Iain Duncan Smith says nobody will be made homeless by these changes. He is talking utter nonsense. He is not in a position to guarantee that. Is there really sufficient affordable housing for everyone who'll need it? Will market rents come down as the Government wants or will landlords just not bother renting to people on benefits. How often do you see "no DSS" on adverts for rented properties?
So, Paddy is right and our peers have good reasons for opposing this measure. I just find the whole thing a bit inconsistent, though. Why are they making a fuss about this and not on cuts to Employment and Support Allowance. 40 percent of people in the Work Related Activity Group will lose their benefit of £94 a week come April if their partners earn more than £7,748 a year after tax OR work for more than 24 hours a week. Explain to me why a cap at £26,000 is not justified while it's acceptable to take nearly £400 a month off a family on a low income?
I really, really don't get it. Not only have our peers voted in favour of time limiting ESA, against very recent party policy, but they haven't come forward to explain why and that annoys me, to be honest. At Conference, they should be closely questioned as to why they have made the choices they have. People I like, respect and trust voted in favour of these measures, but I really don't understand why.

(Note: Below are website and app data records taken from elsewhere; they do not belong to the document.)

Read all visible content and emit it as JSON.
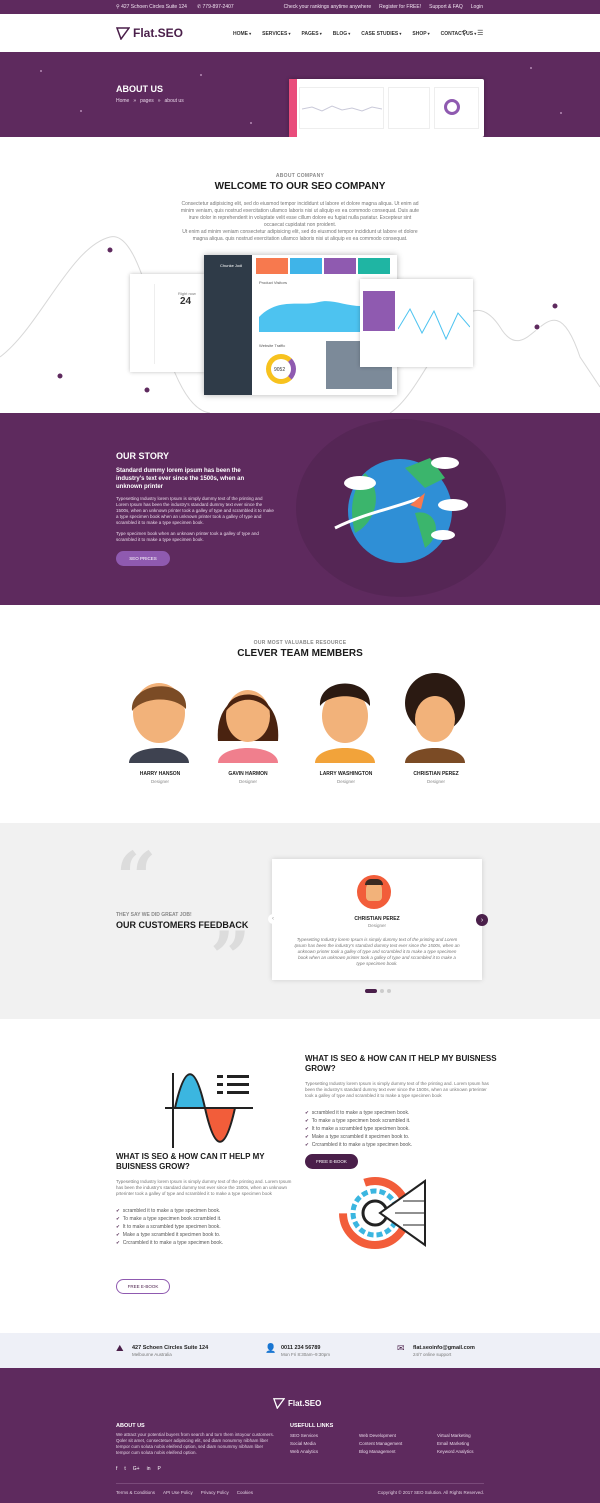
{
  "topbar": {
    "address": "427 Schoen Circles Suite 124",
    "phone": "779-897-2407",
    "rankings": "Check your rankings anytime anywhere",
    "register": "Register for FREE!",
    "support": "Support & FAQ",
    "login": "Login"
  },
  "header": {
    "logo": "Flat.SEO",
    "nav": [
      "HOME",
      "SERVICES",
      "PAGES",
      "BLOG",
      "CASE STUDIES",
      "SHOP",
      "CONTACT US"
    ]
  },
  "hero": {
    "title": "ABOUT US",
    "breadcrumb": [
      "Home",
      "pages",
      "about us"
    ]
  },
  "about": {
    "kicker": "ABOUT COMPANY",
    "title": "WELCOME TO OUR SEO COMPANY",
    "para1": "Consectetur adipisicing elit, sed do eiusmod tempor incididunt ut labore et dolore magna aliqua. Ut enim ad minim veniam, quis nostrud exercitation ullamco laboris nisi ut aliquip ex ea commodo consequat. Duis aute irure dolor in reprehenderit in voluptate velit esse cillum dolore eu fugiat nulla pariatur. Excepteur sint occaecat cupidatat non proident.",
    "para2": "Ut enim ad minim veniam consectetur adipisicing elit, sed do eiusmod tempor incididunt ut labore et dolore magna aliqua. quis nostrud exercitation ullamco laboris nisi ut aliquip ex ea commodo consequat.",
    "mock": {
      "user": "Chunke Jodi",
      "date_label": "Right now",
      "date_num": "24",
      "chart_title": "Product Visitors",
      "traffic": "Website Traffic",
      "total": "9052"
    }
  },
  "story": {
    "title": "OUR STORY",
    "subtitle": "Standard dummy lorem ipsum has been the industry's text ever since the 1500s, when an unknown printer",
    "para1": "Typesetting Industry lorem Ipsum is simply dummy text of the printing and Lorem Ipsum has been the industry's standard dummy text ever since the 1500s, when an unknown printer took a galley of type and scrambled it to make a type specimen book when an unknown printer took a galley of type and scrambled it to make a type specimen book.",
    "para2": "Type specimen book when an unknown printer took a galley of type and scrambled it to make a type specimen book.",
    "button": "SEO PRICES"
  },
  "team": {
    "kicker": "OUR MOST VALUABLE RESOURCE",
    "title": "CLEVER TEAM MEMBERS",
    "members": [
      {
        "name": "HARRY HANSON",
        "role": "Designer"
      },
      {
        "name": "GAVIN HARMON",
        "role": "Designer"
      },
      {
        "name": "LARRY WASHINGTON",
        "role": "Designer"
      },
      {
        "name": "CHRISTIAN PEREZ",
        "role": "Designer"
      }
    ]
  },
  "feedback": {
    "kicker": "THEY SAY WE DID GREAT JOB!",
    "title": "OUR CUSTOMERS FEEDBACK",
    "name": "CHRISTIAN PEREZ",
    "role": "Designer",
    "quote": "Typesetting Industry lorem Ipsum is simply dummy text of the printing and Lorem Ipsum has been the industry's standard dummy text ever since the 1500s, when an unknown printer took a galley of type and scrambled it to make a type specimen book when an unknown printer took a galley of type and scrambled it to make a type specimen book."
  },
  "seo1": {
    "title": "WHAT IS SEO & HOW CAN IT HELP MY BUISNESS GROW?",
    "para": "Typesetting Industry lorem Ipsum is simply dummy text of the printing and. Lorem Ipsum has been the industry's standard dummy text ever since the 1500s, when an unknown prterinter took a galley of type and scrambled it to make a type specimen book",
    "list": [
      "scrambled it to make a type specimen book.",
      "To make a type specimen book scrambled it.",
      "It to make a scrambled type specimen book.",
      "Make a type scrambled it specimen book to.",
      "Crcrambled it to make a type specimen book."
    ],
    "button": "FREE E-BOOK"
  },
  "seo2": {
    "title": "WHAT IS SEO & HOW CAN IT HELP MY BUISNESS GROW?",
    "para": "Typesetting Industry lorem Ipsum is simply dummy text of the printing and. Lorem Ipsum has been the industry's standard dummy text ever since the 1500s, when an unknown prterinter took a galley of type and scrambled it to make a type specimen book",
    "list": [
      "scrambled it to make a type specimen book.",
      "To make a type specimen book scrambled it.",
      "It to make a scrambled type specimen book.",
      "Make a type scrambled it specimen book to.",
      "Crcrambled it to make a type specimen book."
    ],
    "button": "FREE E-BOOK"
  },
  "contact": {
    "address_line1": "427 Schoen Circles Suite 124",
    "address_line2": "Melbourne Australia",
    "phone_line1": "0011 234 56789",
    "phone_line2": "Mon Fri 8:30am–9:30pm",
    "email_line1": "flat.seoinfo@gmail.com",
    "email_line2": "24/7 online support"
  },
  "footer": {
    "logo": "Flat.SEO",
    "about_title": "ABOUT US",
    "about_text": "We attract your potential buyers from search and turn them intoyour customers. Qoler sit amet, consectetuer adipiscing elit, sed diam nonummy nibham liber tempor cum soluta nobis eleifend option, sed diam nonummy nibham liber tempor cum soluta nobis eleifend option.",
    "links_title": "USEFULL LINKS",
    "links_col1": [
      "SEO Services",
      "Social Media",
      "Web Analytics"
    ],
    "links_col2": [
      "Web Development",
      "Content Management",
      "Blog Management"
    ],
    "links_col3": [
      "Virtual Marketing",
      "Email Marketing",
      "Keyword Analytics"
    ],
    "bottom_links": [
      "Terms & Conditions",
      "API Use Policy",
      "Privacy Policy",
      "Cookies"
    ],
    "copyright": "Copyright © 2017 SEO Solution. All Rights Reserved."
  },
  "colors": {
    "primary": "#5e2a5e",
    "accent": "#8f5ab0",
    "highlight": "#e94c7b"
  }
}
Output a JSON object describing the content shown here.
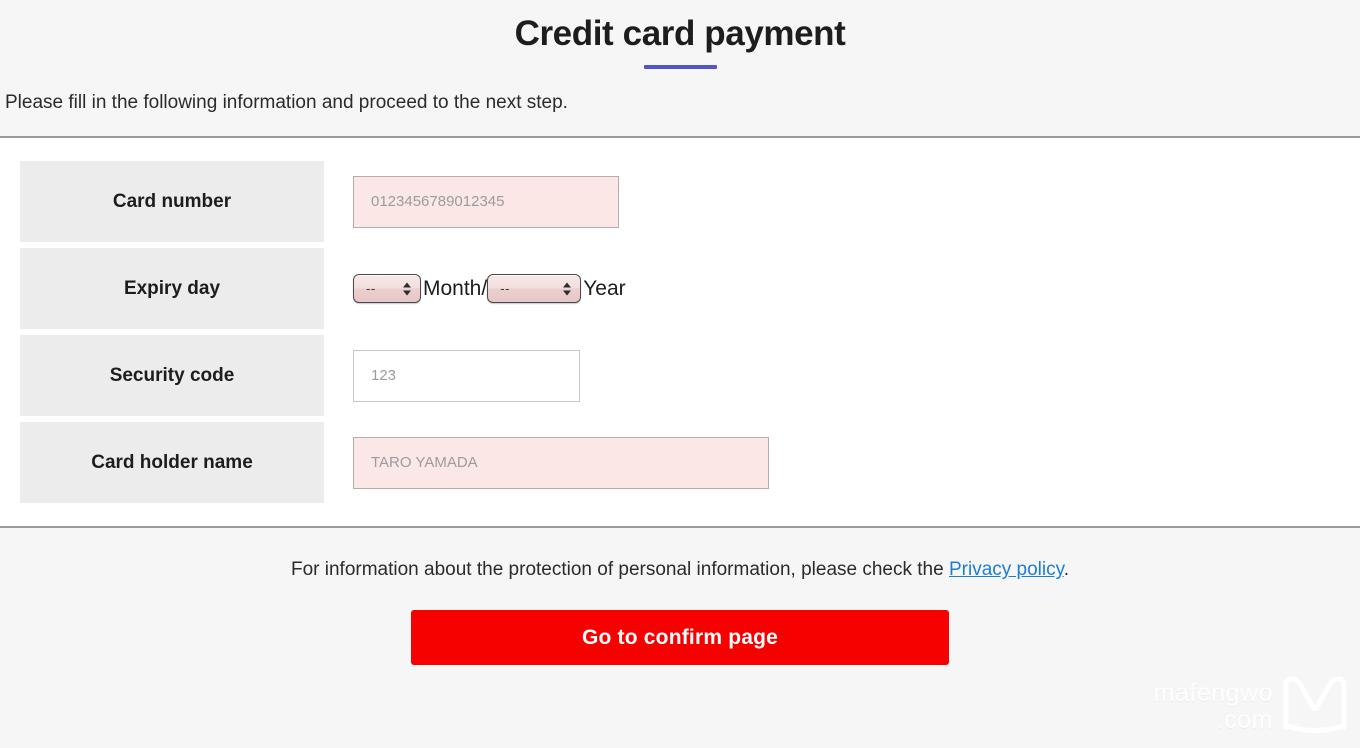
{
  "header": {
    "title": "Credit card payment",
    "accent_color": "#5055c8",
    "intro": "Please fill in the following information and proceed to the next step."
  },
  "form": {
    "rows": [
      {
        "label": "Card number",
        "field_type": "text",
        "placeholder": "0123456789012345",
        "value": "",
        "highlighted": true
      },
      {
        "label": "Expiry day",
        "field_type": "expiry",
        "month_value": "--",
        "month_suffix": "Month/",
        "year_value": "--",
        "year_suffix": "Year"
      },
      {
        "label": "Security code",
        "field_type": "text",
        "placeholder": "123",
        "value": "",
        "highlighted": false
      },
      {
        "label": "Card holder name",
        "field_type": "text",
        "placeholder": "TARO YAMADA",
        "value": "",
        "highlighted": true
      }
    ]
  },
  "footer": {
    "privacy_prefix": "For information about the protection of personal information, please check the ",
    "privacy_link": "Privacy policy",
    "privacy_suffix": ".",
    "submit_label": "Go to confirm page",
    "submit_color": "#f60000"
  },
  "watermark": {
    "line1": "mafengwo",
    "line2": ".com",
    "logo": "mafengwo-m-logo-icon"
  }
}
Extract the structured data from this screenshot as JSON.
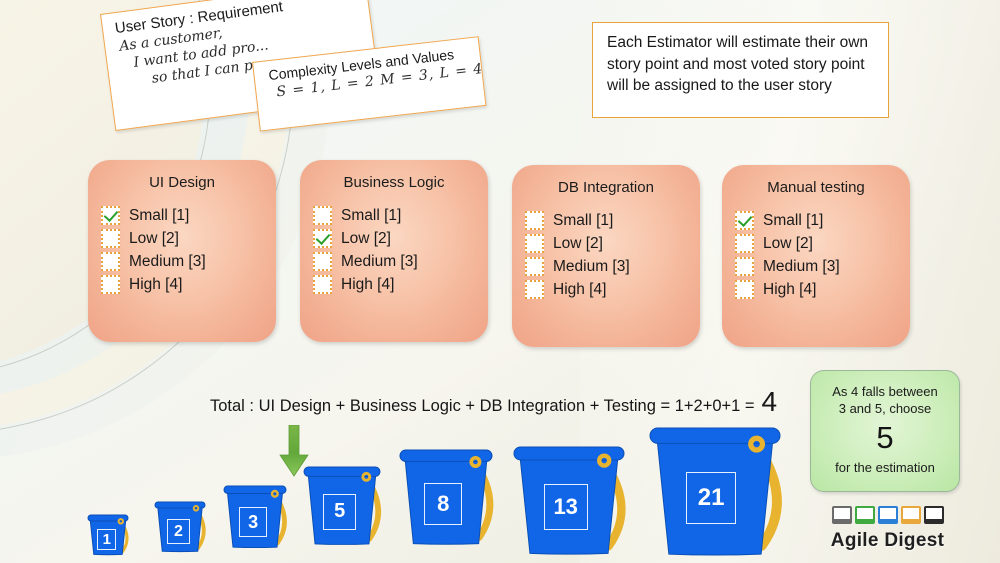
{
  "notes": {
    "user_story": {
      "title": "User Story : Requirement",
      "lines": [
        "As a customer,",
        "I want to add pro...",
        "so that I can p..."
      ]
    },
    "complexity": {
      "title": "Complexity Levels and Values",
      "lines": [
        "S = 1,  L = 2  M = 3,  L = 4"
      ]
    }
  },
  "callout": {
    "text": "Each Estimator will estimate their own story point and most voted story point will be assigned to the user story"
  },
  "estimators": [
    {
      "title": "UI Design",
      "options": [
        {
          "label": "Small [1]",
          "checked": true
        },
        {
          "label": "Low [2]",
          "checked": false
        },
        {
          "label": "Medium [3]",
          "checked": false
        },
        {
          "label": "High [4]",
          "checked": false
        }
      ]
    },
    {
      "title": "Business Logic",
      "options": [
        {
          "label": "Small [1]",
          "checked": false
        },
        {
          "label": "Low [2]",
          "checked": true
        },
        {
          "label": "Medium [3]",
          "checked": false
        },
        {
          "label": "High [4]",
          "checked": false
        }
      ]
    },
    {
      "title": "DB Integration",
      "options": [
        {
          "label": "Small [1]",
          "checked": false
        },
        {
          "label": "Low [2]",
          "checked": false
        },
        {
          "label": "Medium [3]",
          "checked": false
        },
        {
          "label": "High [4]",
          "checked": false
        }
      ]
    },
    {
      "title": "Manual testing",
      "options": [
        {
          "label": "Small [1]",
          "checked": true
        },
        {
          "label": "Low [2]",
          "checked": false
        },
        {
          "label": "Medium [3]",
          "checked": false
        },
        {
          "label": "High [4]",
          "checked": false
        }
      ]
    }
  ],
  "total": {
    "expression": "Total : UI Design + Business Logic + DB Integration + Testing = 1+2+0+1 =",
    "value": "4"
  },
  "result_box": {
    "line1": "As 4 falls between",
    "line2": "3 and 5, choose",
    "value": "5",
    "line3": "for the estimation"
  },
  "buckets": [
    {
      "label": "1"
    },
    {
      "label": "2"
    },
    {
      "label": "3"
    },
    {
      "label": "5"
    },
    {
      "label": "8"
    },
    {
      "label": "13"
    },
    {
      "label": "21"
    }
  ],
  "logo": {
    "brand": "Agile Digest",
    "frame_colors": [
      "#6b6b6b",
      "#3faa3f",
      "#2b7fd4",
      "#e8a83c",
      "#2b2b2b"
    ]
  },
  "colors": {
    "card_bg": "#f3b194",
    "checkbox_border": "#e8a33c",
    "check_green": "#2aa02a",
    "bucket_blue": "#1166e8",
    "bucket_handle": "#e8b430",
    "result_green": "#cdeebb",
    "note_border": "#f0a64e"
  }
}
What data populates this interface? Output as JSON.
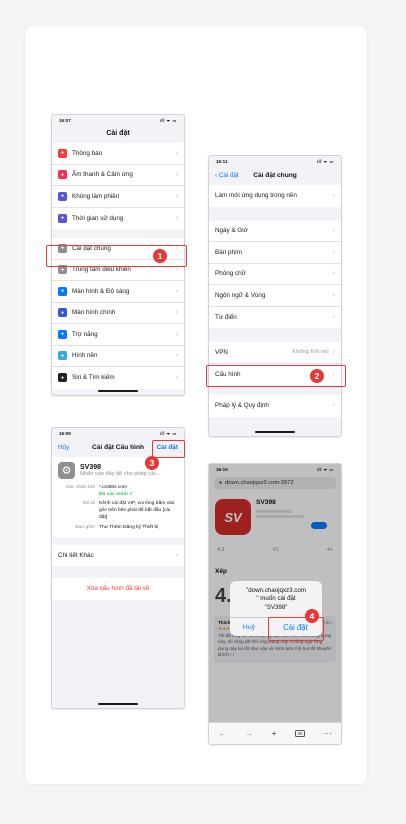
{
  "steps": [
    "1",
    "2",
    "3",
    "4"
  ],
  "screen1": {
    "time": "16:07",
    "status_icons": "ıll ᯤ ▭",
    "title": "Cài đặt",
    "items": [
      {
        "label": "Thông báo",
        "color": "#ff3b30",
        "icon": "bell-icon"
      },
      {
        "label": "Âm thanh & Cảm ứng",
        "color": "#ff2d55",
        "icon": "speaker-icon"
      },
      {
        "label": "Không làm phiền",
        "color": "#5856d6",
        "icon": "moon-icon"
      },
      {
        "label": "Thời gian sử dụng",
        "color": "#5856d6",
        "icon": "hourglass-icon"
      },
      {
        "label": "Cài đặt chung",
        "color": "#8e8e93",
        "icon": "gear-icon"
      },
      {
        "label": "Trung tâm điều khiển",
        "color": "#8e8e93",
        "icon": "toggle-icon"
      },
      {
        "label": "Màn hình & Độ sáng",
        "color": "#007aff",
        "icon": "brightness-icon"
      },
      {
        "label": "Màn hình chính",
        "color": "#2c5ecf",
        "icon": "grid-icon"
      },
      {
        "label": "Trợ năng",
        "color": "#007aff",
        "icon": "accessibility-icon"
      },
      {
        "label": "Hình nền",
        "color": "#34aadc",
        "icon": "flower-icon"
      },
      {
        "label": "Siri & Tìm kiếm",
        "color": "#222222",
        "icon": "siri-icon"
      }
    ]
  },
  "screen2": {
    "time": "16:11",
    "status_icons": "ıll ᯤ ▭",
    "back": "Cài đặt",
    "title": "Cài đặt chung",
    "top_item": "Làm mới ứng dụng trong nền",
    "group1": [
      "Ngày & Giờ",
      "Bàn phím",
      "Phông chữ",
      "Ngôn ngữ & Vùng",
      "Từ điển"
    ],
    "vpn_label": "VPN",
    "vpn_value": "Không Kết nối",
    "profile_label": "Cấu hình",
    "legal_label": "Pháp lý & Quy định"
  },
  "screen3": {
    "time": "16:09",
    "status_icons": "ıll ᯤ ▭",
    "cancel": "Hủy",
    "title": "Cài đặt Cấu hình",
    "install": "Cài đặt",
    "profile_name": "SV398",
    "profile_sub": "Nhấn vào đây để cho phép cài...",
    "signed_by_key": "Xác nhận bởi",
    "signed_by_val": "*.ios88s.com",
    "verified": "Đã xác minh ✓",
    "desc_key": "Mô tả",
    "desc_val": "Kênh cài đặt VIP, vui lòng bấm vào góc trên bên phải để bắt đầu [cài đặt]",
    "contains_key": "Bao gồm",
    "contains_val": "Thư Thêm Đăng ký Thiết bị",
    "more_details": "Chi tiết Khác",
    "remove": "Xóa cấu hình đã tải về"
  },
  "screen4": {
    "time": "16:10",
    "status_icons": "ıll ᯤ ▭",
    "url": "down.chaojqxz3.com:3972",
    "app_name": "SV398",
    "app_logo": "SV",
    "rating_value": "4.9",
    "rating_count": "#1",
    "age": "4+",
    "big_rating": "4.9",
    "section_title": "Xếp",
    "review_title": "Thích nó rất nhiều",
    "review_meta": "Thứ năm",
    "review_stars": "★★★★★",
    "review_text": "Tôi đã thấy tất cả đồng nghiệp của mình chơi ứng dụng này, tôi cũng đã thử ứng dụng này. Không ngờ ứng dụng này lại tốt như vậy và Hình ảnh tỉ lệ hai tốt khuyến khích ! !",
    "dialog_line1": "\"down.chaojqxz3.com",
    "dialog_line2": "\" muốn cài đặt",
    "dialog_line3": "\"SV398\"",
    "dialog_cancel": "Huỷ",
    "dialog_install": "Cài đặt",
    "tab_count": "30"
  }
}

The way it's looking the cap will be defeated in the Lords. I'd be surprised with any other outcome. This will no doubt spawn a whole load of scrounger stories in the Daily Fail, written by journalists who have probably never had to live on benefits, or had difficulty finding somewhere affordable to live.